Villages in India have suffered from the lack of connectivity for decades. Newspapers reach certain rural areas one or two days after their publication. Though rural issues are generally ignored by newspapers, the increase in circulation of local language newspapers shows that there is a slight uptake in rural readership. TV penetration in rural areas is around 45 percent, but is rising.

The real communication revolution in villages is being brought about by mobile phones. Landline telephones, which were earlier the monopoly of the government, were a rarity in vil­lages. With the privatization of the sector, rural telephony has increased, especially with mobile phones. Table 3.2 shows the Telecom Regulatory Authority of India (TRAI) figures up to 28th February 2015.

The table shows the stark differences in the levels of telecom penetration in urban and rural areas. The urban tele-density was 149.25 while rural tele-density was just 47.16, showing the unbalanced growth in telecoms in India since independence. But now things seem to be improving; the monthly rural growth rate of 1.11 percent is nearly double that of 0.69 percent in urban areas.

This shows a growth opportunity for companies in rural markets, such as:

i. Increased growth of phones in rural areas means that consumers can interact with companies.

ii. As smartphones become cheaper and easily available, rural consumers can be reached by companies and get an exposure to products and advertising messages.

iii. Apps for rural markets, such as for micro-payments, make it easier for people to transact.

iv. Apps help rural people in accessing markets, thereby leading to increase in incomes, which, in turn, will spur consumption demand.

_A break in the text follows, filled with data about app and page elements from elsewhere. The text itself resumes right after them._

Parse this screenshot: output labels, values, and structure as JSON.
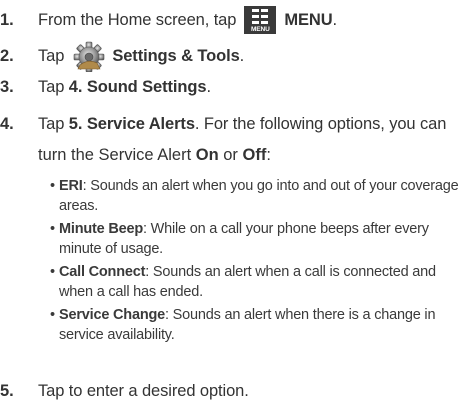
{
  "steps": [
    {
      "num": "1.",
      "pre": "From the Home screen, tap",
      "bold": "MENU",
      "post": "."
    },
    {
      "num": "2.",
      "pre": "Tap",
      "bold": "Settings & Tools",
      "post": "."
    },
    {
      "num": "3.",
      "pre": "Tap ",
      "bold": "4. Sound Settings",
      "post": "."
    },
    {
      "num": "4.",
      "pre": "Tap ",
      "bold": "5. Service Alerts",
      "post": ". For the following options, you can"
    },
    {
      "num": "5.",
      "pre": "Tap to enter a desired option.",
      "bold": "",
      "post": ""
    }
  ],
  "step4_cont": {
    "pre": "turn the Service Alert ",
    "on": "On",
    "mid": " or ",
    "off": "Off",
    "post": ":"
  },
  "menu_icon_caption": "MENU",
  "icons": {
    "menu": "menu-grid-icon",
    "settings": "gear-icon"
  },
  "bullets": [
    {
      "dot": "•",
      "term": "ERI",
      "desc": ": Sounds an alert when you go into and out of your coverage areas."
    },
    {
      "dot": "•",
      "term": "Minute Beep",
      "desc": ": While on a call your phone beeps after every minute of usage."
    },
    {
      "dot": "•",
      "term": "Call Connect",
      "desc": ": Sounds an alert when a call is connected and when a call has ended."
    },
    {
      "dot": "•",
      "term": "Service Change",
      "desc": ": Sounds an alert when there is a change in service availability."
    }
  ]
}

The lack of infrastructure shows that rural markets remain deprived and isolated. This is one of the reasons why they remain bound together by tradition and culture. Even Internet accessibility is a problem in many areas. Data cards do not work well. In many areas, even to load Gmail basic HTML version, it takes more than two minutes. Many areas do not get a signal at all. It is no wonder that despite advances in education and communications, the society remains deeply traditional. An understanding of the rural consumer, thus, requires an understanding of the rural society.

Problem # 5. Water Availability:

Securing even the minimum amount of water for everyday needs is a daily struggle for many people in rural India. Public water supply is usually missing, so rural households depend on groundwater for 85 percent of their needs. Women spend hours, or even the entire day, just fetching water for their families, according to a report by the National Commission for Women (2005).

In other regions, water quality has deteriorated due to groundwater pollution, leading to rampant spread of water-borne diseases such as cholera, diarrhoea and typhoid. In some parts of the country, fluoride and arsenic are the other major pollutants. According to the Central Groundwater Board, the two pollutants together affect nearly 80 million people.

It is estimated that India loses 2-4 percent of its GDP every year because of unclean water.